Do-It-Yourself with Help From Books
Writing your resume yourself is probably a better option than paying one of the cut-rate providers and receiving an inferior resume–and then assuming that it will get you interviews. Try writing it yourself, turning to expert guidance from books to guide you. Books I recommend (some are a bit old, but most of the info is still relevant and very valuable):
- Happy About My Resume: 50 Tips for Building a Better Document to Secure a Brighter Future by Barbara Safani. This is a quick, easy reference book — very concise and perfect for folks who don’t want to do a lot of reading.
- Resume Magic: Trade Secrets of a Professional Resume Writer by Susan Britton Whitcomb. This is the “Bible” of resume writing, but at 500 or so pages, only get this if you have the patience!
- Executive Job Search for $100,000 to $1 Million+ Jobs by Wendy S. Enelow and Louise M. Kursmark Has resume samples and guidelines for senior executives.
ALSO: Everyone should read 100 Conversations for Career Success: Learn to Network, Cold Call, and Tweet Your Way to Your Dream Job by Laura M. Labovich and Miriam Salpeter. It’s a quick, easy, read that contains essential know-how for every modern job search. Mastering these essentials is arguably more important than polishing your resume.
Employment Development Department
The state of California has employment offices all over that help job seekers. However, you must first have a resume before they’ll help you out one-on-one. They offer classes about how to write resumes and cover letters, and you can do it yourself after attending their classes (and/or with the help of other resources). Once you have your resume, you can meet one-on-one with a career counselor there who can help you. You can find the location of your nearest One-Stop Career Center at www.edd.ca.gov. (For other states – check with your local government offices.)

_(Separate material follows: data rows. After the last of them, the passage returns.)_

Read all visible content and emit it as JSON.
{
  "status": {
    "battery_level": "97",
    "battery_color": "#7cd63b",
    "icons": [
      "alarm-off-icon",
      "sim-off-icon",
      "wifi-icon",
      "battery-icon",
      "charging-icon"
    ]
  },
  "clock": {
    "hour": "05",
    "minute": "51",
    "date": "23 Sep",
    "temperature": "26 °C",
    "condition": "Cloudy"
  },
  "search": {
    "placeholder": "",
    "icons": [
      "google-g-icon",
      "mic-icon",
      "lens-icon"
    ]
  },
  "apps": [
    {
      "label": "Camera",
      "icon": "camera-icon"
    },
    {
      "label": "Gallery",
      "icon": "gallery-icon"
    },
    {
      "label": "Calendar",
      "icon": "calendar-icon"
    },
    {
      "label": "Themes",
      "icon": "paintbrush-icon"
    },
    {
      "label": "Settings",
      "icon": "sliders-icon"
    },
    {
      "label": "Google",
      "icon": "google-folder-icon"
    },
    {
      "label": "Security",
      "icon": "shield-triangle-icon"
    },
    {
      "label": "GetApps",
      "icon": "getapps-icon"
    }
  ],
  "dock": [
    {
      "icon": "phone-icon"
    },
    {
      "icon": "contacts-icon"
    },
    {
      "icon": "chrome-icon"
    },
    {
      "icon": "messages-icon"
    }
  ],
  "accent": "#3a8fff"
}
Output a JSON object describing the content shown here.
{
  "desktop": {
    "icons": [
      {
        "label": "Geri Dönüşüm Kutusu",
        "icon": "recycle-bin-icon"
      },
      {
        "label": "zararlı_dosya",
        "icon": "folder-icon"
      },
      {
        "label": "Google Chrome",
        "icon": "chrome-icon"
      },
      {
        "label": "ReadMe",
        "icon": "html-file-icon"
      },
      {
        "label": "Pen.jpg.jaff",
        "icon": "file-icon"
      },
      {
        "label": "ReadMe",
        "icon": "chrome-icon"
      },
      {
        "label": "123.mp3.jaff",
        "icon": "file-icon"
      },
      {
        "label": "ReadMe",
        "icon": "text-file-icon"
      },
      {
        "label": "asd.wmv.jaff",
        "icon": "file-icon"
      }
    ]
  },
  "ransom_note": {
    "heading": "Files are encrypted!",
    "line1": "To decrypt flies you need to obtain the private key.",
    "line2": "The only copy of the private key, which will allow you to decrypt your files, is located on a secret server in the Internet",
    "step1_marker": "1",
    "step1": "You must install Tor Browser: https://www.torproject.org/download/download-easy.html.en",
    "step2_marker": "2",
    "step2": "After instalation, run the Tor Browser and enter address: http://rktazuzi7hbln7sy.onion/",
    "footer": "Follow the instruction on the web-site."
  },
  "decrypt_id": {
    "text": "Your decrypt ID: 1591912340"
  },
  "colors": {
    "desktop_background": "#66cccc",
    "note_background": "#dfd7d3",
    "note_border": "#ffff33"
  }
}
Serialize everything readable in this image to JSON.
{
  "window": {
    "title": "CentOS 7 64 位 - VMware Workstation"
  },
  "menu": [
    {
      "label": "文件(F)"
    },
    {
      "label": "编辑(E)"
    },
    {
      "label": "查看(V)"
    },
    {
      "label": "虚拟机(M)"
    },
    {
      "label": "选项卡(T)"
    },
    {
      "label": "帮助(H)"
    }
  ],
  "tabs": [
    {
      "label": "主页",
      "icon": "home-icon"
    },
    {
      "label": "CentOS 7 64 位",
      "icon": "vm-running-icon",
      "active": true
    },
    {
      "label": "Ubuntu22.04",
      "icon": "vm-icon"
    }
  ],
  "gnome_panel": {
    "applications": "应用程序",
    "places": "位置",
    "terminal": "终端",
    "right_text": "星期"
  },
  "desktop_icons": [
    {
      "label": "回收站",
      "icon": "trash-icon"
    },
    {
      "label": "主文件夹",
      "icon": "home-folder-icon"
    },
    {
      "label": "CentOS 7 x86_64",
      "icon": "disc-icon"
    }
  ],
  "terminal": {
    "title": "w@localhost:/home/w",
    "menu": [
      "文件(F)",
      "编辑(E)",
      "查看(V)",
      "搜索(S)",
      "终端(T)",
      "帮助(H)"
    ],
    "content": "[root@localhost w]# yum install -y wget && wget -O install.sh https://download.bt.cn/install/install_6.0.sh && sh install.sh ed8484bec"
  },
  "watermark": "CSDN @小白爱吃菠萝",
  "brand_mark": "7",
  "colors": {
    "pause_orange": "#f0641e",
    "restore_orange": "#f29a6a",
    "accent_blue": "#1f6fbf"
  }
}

If you do the resume yourself, you can have it edited on the website www.kibin.com. Kibin offers free editing by everyday people, but to get free editing, you have to edit someone else’s work. They also offer editing for very low fees if you want it faster and don’t want to do any editing yourself. The person editing your work might not necessarily be a very good writer or editor, but the work is reviewed by an editor on staff. However, as with any low-cost or free service, don’t expect it to be the level of quality you’d get from a well-qualified resume writer. But it can be helpful if you take the do-it-yourself route, as they may spot things you’ve missed.